3) violence online is inseparable from the violence that women live with everyday: rape, domestic violence, stalking, sexual assault and other generally-speaking, male perpetrated crimes. I know.
4) the “harassment” is actually a violation of women’s civil rights and criminal.
Wu sadly joins a very long list. It takes bravery and exacts real personal and professional tolls for a woman to continue to publicly engage while being assaulted like this. Ask Kathy Sierra, who had to abandon her work and public life for 10 years. She recently wrote: “A particularly robust troll-crafted hot button meme today is that some women are out to destroy video games (shoutout to #gamergaters). Another is that they are taking jobs from men. Men who are, I mean obviously, more deserving. “If women/minorities/any oppressed group are given special treatment,
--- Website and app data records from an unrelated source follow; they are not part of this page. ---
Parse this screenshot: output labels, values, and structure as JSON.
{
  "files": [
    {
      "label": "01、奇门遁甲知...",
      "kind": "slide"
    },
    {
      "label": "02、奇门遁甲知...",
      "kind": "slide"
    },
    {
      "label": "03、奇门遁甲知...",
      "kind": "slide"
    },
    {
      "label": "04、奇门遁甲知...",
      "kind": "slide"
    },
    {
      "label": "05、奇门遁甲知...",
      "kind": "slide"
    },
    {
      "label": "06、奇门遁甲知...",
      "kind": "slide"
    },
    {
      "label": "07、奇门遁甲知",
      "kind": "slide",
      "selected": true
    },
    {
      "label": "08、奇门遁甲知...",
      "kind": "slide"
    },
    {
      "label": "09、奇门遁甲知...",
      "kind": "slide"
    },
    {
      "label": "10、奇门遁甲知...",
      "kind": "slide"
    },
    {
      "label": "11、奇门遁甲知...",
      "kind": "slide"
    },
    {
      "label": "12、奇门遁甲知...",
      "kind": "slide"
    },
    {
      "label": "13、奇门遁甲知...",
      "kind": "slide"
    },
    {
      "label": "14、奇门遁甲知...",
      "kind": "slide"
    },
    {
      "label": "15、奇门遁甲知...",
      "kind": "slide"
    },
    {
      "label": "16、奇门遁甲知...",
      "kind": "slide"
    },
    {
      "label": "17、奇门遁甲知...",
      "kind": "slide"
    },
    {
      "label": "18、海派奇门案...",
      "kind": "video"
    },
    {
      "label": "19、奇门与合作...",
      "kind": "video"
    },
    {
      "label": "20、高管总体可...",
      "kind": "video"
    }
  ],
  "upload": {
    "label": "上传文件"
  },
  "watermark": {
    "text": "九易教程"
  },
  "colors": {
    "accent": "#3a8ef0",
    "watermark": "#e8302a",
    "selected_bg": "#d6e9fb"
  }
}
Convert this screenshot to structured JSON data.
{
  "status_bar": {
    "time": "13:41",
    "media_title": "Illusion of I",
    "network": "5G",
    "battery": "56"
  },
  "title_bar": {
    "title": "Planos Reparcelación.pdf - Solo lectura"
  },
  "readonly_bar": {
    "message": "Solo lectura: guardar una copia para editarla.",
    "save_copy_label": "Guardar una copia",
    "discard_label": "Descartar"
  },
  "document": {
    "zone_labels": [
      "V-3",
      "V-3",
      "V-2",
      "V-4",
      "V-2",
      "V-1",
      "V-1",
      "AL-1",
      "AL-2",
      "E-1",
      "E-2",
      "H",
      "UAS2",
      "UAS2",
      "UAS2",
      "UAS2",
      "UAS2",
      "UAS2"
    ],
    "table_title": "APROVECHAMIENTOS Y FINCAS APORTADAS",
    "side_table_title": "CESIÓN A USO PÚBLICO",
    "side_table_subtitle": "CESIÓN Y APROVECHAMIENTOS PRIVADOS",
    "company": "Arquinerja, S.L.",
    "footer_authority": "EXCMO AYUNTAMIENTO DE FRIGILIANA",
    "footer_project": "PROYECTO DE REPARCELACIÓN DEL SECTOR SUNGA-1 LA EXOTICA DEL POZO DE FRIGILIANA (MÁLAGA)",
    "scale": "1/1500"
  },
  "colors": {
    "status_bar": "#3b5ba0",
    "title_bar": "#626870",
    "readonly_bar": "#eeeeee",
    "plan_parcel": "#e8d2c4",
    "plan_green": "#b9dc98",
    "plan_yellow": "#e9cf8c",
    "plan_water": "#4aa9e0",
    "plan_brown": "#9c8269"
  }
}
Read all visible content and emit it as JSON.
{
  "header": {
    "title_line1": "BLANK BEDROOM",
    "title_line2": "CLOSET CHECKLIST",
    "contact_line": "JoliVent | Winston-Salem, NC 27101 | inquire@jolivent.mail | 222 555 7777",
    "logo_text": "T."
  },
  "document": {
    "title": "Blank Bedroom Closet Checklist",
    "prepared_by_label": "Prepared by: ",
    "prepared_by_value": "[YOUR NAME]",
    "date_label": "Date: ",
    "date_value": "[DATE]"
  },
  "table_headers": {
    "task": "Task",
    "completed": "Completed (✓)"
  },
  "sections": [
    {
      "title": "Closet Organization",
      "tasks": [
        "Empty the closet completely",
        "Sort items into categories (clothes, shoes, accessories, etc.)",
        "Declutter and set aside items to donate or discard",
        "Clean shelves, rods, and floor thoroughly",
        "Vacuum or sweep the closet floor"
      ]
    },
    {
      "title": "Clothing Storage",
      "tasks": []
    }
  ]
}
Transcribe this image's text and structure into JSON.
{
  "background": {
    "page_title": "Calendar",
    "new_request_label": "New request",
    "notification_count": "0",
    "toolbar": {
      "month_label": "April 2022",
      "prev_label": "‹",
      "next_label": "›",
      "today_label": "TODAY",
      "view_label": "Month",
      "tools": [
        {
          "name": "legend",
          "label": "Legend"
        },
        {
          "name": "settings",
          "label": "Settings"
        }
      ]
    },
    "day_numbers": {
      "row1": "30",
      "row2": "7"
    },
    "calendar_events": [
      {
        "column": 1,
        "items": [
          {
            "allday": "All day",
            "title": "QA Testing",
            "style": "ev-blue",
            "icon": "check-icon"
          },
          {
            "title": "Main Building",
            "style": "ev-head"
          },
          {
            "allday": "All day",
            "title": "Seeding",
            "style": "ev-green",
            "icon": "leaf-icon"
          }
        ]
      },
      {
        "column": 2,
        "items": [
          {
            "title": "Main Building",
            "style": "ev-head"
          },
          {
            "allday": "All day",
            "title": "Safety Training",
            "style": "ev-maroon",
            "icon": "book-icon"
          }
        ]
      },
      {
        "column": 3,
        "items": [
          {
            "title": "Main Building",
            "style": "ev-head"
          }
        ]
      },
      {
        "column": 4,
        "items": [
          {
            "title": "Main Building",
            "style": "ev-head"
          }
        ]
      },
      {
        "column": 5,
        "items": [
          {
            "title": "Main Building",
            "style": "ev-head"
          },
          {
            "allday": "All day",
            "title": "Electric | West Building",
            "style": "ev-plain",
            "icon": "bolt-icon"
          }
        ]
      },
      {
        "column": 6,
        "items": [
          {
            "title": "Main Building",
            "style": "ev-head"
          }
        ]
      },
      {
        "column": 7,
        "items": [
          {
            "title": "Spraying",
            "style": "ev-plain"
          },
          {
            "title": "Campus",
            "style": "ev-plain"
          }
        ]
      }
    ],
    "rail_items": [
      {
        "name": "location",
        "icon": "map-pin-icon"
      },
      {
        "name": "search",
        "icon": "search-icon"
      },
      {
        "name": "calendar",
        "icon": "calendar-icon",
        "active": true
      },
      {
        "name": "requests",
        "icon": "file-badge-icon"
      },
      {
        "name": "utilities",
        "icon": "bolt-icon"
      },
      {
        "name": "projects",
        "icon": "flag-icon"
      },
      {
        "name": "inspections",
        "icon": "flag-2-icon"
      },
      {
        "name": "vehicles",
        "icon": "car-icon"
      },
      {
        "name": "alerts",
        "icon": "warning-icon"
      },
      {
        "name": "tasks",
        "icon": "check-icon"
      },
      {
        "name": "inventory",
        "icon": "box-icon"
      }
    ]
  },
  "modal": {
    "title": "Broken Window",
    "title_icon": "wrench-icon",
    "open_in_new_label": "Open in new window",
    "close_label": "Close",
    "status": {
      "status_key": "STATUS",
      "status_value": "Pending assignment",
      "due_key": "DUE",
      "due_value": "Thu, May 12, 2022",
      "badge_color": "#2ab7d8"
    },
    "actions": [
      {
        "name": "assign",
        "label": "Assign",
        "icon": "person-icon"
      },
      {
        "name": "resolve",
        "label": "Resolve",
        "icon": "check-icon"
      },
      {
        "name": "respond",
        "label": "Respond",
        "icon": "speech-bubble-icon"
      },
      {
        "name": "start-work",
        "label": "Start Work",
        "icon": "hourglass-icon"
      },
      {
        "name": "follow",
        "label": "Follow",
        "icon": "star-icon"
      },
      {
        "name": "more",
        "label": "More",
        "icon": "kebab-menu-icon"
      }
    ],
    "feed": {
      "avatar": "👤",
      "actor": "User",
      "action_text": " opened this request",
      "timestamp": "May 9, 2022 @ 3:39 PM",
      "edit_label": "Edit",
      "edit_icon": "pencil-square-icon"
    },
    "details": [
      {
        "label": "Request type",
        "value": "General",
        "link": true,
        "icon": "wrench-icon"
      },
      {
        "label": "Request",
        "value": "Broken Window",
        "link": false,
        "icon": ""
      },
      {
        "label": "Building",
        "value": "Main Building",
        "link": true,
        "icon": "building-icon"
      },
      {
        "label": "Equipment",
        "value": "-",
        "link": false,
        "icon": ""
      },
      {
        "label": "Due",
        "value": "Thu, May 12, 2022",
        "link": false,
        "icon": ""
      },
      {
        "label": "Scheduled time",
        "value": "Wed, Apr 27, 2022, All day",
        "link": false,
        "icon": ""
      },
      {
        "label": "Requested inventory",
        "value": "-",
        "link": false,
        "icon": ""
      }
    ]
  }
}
Please, don’t tolerate bullshit excuses for hate.
Foto © by Wish I Was Here
Diesen Zach Braff, den kennt ihr doch, oder? “Garden State“! “Scrubs“! Ja, der. Und der hat jetzt seinen “inoffiziellen” “Garden State Nachfolgefilm” bei diesem Internetdienst Kickstarter finanziert… So, oder so ähnlich gehen die meisten Artikel über Zach Braffs neuen Film “Wish I was here” los. Nur um sich dann über mehrere Absätze in Crowdfunding, Filmfinanzierung und anderen blutleeren Nebensächlichkeiten zu verlieren. Sparen wir uns an dieser Stelle. Ich möchte euch WIWH schliesslich nicht empfehlen, weil Herr Braff im Internet dafür Geld gesammelt hat. Ich möchte euch einfach nur einen Film empfehlen, der mich zum Weinen gebracht hat, mehrfach und im besten Sinne.
Just because I’m a public figure, just because I’m an actress, does not mean that I asked for this. It does not mean that it comes with the territory. It’s my body, and it should be my choice, and the fact that it is not my choice is absolutely disgusting. I can’t believe that we even live in that kind of world […] It is not a scandal. It is a sex crime. It is a sexual violation. It’s disgusting. The law needs to be changed, and we need to change. That’s why these web sites are responsible. Just the fact that somebody can be sexually exploited and violated, and the first thought that crosses somebody’s mind is to make a profit from it. It’s so beyond me. I just can’t imagine being that detached from humanity. I can’t imagine being that thoughtless and careless and so empty inside.“It Is Not a Scandal, It Is A Sex Crime:” Jennifer Lawrence Breaks Silence on Nude Photo Theft | The Mary Sue (via alexsegura)
"You’re a feminist if you go to a Jay Z and Beyoncé concert, and you’re not like, ‘Mmm, I feel like Beyoncé should get 23 percent less money than Jay Z. Also, I don’t think Beyoncé should have the right to vote, and why is Beyoncé singing and dancing? Shouldn’t she make Jay a steak? I’m sure he’s very tired after walking and rapping those two songs.’"
Now I love Aziz Ansari even more. :)